Step 3: Write Your Appeal Letter

Next, you’ll write your appeal letter. If School A is your top choice, for instance, you can begin by letting them know the commitment you feel toward this school and stating that they’re your top choice. You can share that School B has funded 100% of your tuition and note any specific scholarships or grants they’ve offered that differ from School A’s offerings.

You should also note any changes that may have occurred since your FAFSA application. For instance, maybe a parent has lost a job, taken a demotion, or gone through a life event that has impacted their finances. 

You should also find out if there are any employment opportunities within the school that you may not have previously considered. If you did not ask to be considered for work-study programs, it might be too late to enroll. However, many schools have nonwork-study jobs you can apply for that can help with your finances.

Tips for Writing a Professional Appeal Letter

  • Be Respectful. Even if you feel your financial award is unfair and doesn’t account for the full amount needed to fund your education, it’s important to understand that each school is working with its own set of funding that must be spread across all students. Be polite and courteous when writing your letter – getting emotional or claiming that you’re owed more money won’t read well.
  • Only Ask for What You Need. If your parents have college savings set aside for you to use, determine what you need to afford to go to each school. If you only need $10,000 per year, let the school know that amount. It will be much easier for the school to find you an additional funding source for close to that amount and employment opportunities. However, if you ask for the full $35,000 from School A, it will be much more difficult for the school to accommodate. Even if they have $10,000 to offer, they might reserve it for another student asking for that amount (or less) in financial aid.
  • Be Realistic. While it would be incredible to have 100% of your education funded in scholarships and grants, it’s not a reality for most students. While minimizing your debt is important, if your top school choice is a worthwhile investment in the long run, consider that when writing your letter. Acknowledge that you understand the school may not be able to fund all of your needs, but let them know that any additional support will make it easier for you to attend.

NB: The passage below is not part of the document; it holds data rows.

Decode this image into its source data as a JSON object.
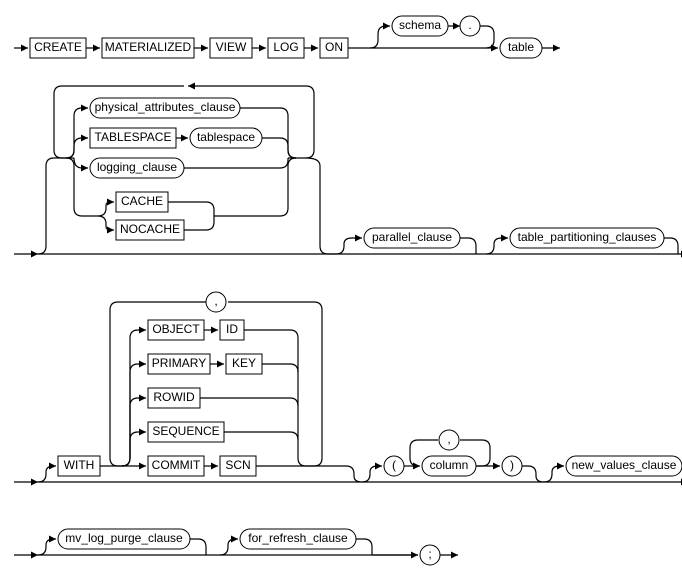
{
  "chart_data": {
    "type": "railroad-diagram",
    "title": "CREATE MATERIALIZED VIEW LOG syntax",
    "lines": [
      {
        "sequence": [
          "CREATE",
          "MATERIALIZED",
          "VIEW",
          "LOG",
          "ON"
        ],
        "optional": {
          "prefix": [
            "schema",
            "."
          ],
          "then": "table"
        }
      },
      {
        "optional_repeat": {
          "branches": [
            [
              "physical_attributes_clause"
            ],
            [
              "TABLESPACE",
              "tablespace"
            ],
            [
              "logging_clause"
            ],
            [
              {
                "choice": [
                  "CACHE",
                  "NOCACHE"
                ]
              }
            ]
          ]
        },
        "then_optional": [
          "parallel_clause"
        ],
        "then_optional2": [
          "table_partitioning_clauses"
        ]
      },
      {
        "optional": {
          "prefix": [
            "WITH"
          ],
          "repeat_sep": ",",
          "branches": [
            [
              "OBJECT",
              "ID"
            ],
            [
              "PRIMARY",
              "KEY"
            ],
            [
              "ROWID"
            ],
            [
              "SEQUENCE"
            ],
            [
              "COMMIT",
              "SCN"
            ]
          ],
          "then_optional_group": {
            "open": "(",
            "repeat_sep": ",",
            "item": "column",
            "close": ")"
          },
          "then_optional": [
            "new_values_clause"
          ]
        }
      },
      {
        "optional": [
          "mv_log_purge_clause"
        ],
        "optional2": [
          "for_refresh_clause"
        ],
        "terminator": ";"
      }
    ]
  },
  "tokens": {
    "create": "CREATE",
    "materialized": "MATERIALIZED",
    "view": "VIEW",
    "log": "LOG",
    "on": "ON",
    "schema": "schema",
    "dot": ".",
    "table": "table",
    "physical_attributes_clause": "physical_attributes_clause",
    "tablespace_kw": "TABLESPACE",
    "tablespace": "tablespace",
    "logging_clause": "logging_clause",
    "cache": "CACHE",
    "nocache": "NOCACHE",
    "parallel_clause": "parallel_clause",
    "table_partitioning_clauses": "table_partitioning_clauses",
    "with": "WITH",
    "object": "OBJECT",
    "id": "ID",
    "primary": "PRIMARY",
    "key": "KEY",
    "rowid": "ROWID",
    "sequence": "SEQUENCE",
    "commit": "COMMIT",
    "scn": "SCN",
    "comma": ",",
    "lparen": "(",
    "rparen": ")",
    "column": "column",
    "new_values_clause": "new_values_clause",
    "mv_log_purge_clause": "mv_log_purge_clause",
    "for_refresh_clause": "for_refresh_clause",
    "semicolon": ";"
  }
}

If you do not hear back within two weeks of appealing, be sure to follow up. Every school has its own process for handling appeals, so reach out to your financial aid adviser to find out the status of your appeal and when to expect a decision. Be friendly when checking in – there are likely several appeals the school is reviewing at once, and you want to show you’re eager to accept your award package without putting too much pressure on the school.

Step 4: Review Your Options

Once your appeal has been reviewed, you’ll receive a final decision from each school. Be sure to review all of your new options (if any) by composing an updated spreadsheet. Take a look at how much funding each school is offering you by type. For instance, if minimizing student loan debt is important to you, you might opt for the school offering you more aid in scholarships, grants, and employment opportunities.

While your top school choices should factor into your decision, you’ll want to first look at the numbers as objectively as possible. If you’ll need to take out private student loans to fund the remaining $35,000 in aid for School A, on top of the $20,000 in federal loans you’re eligible for, decide if $55,000 in school loans per year is a debt you’re willing to take on. Depending on your major, this might make sense, as you might be able to apply for loan forgiveness programs later on.

Review your options carefully before making any decisions.

Use CollegeFinance.com to Look for Additional Scholarships

While you appeal your financial aid decision, be sure to review any additional scholarships you may have overlooked to see if you can find any additional money. CollegeFinance.com has a variety of scholarship resources that you can use to see what options are available.
Do you still have questions on financial aid? Check out our 2020 Ultimate Guide to Financial Aid to better understand how to maximize your financial aid awards.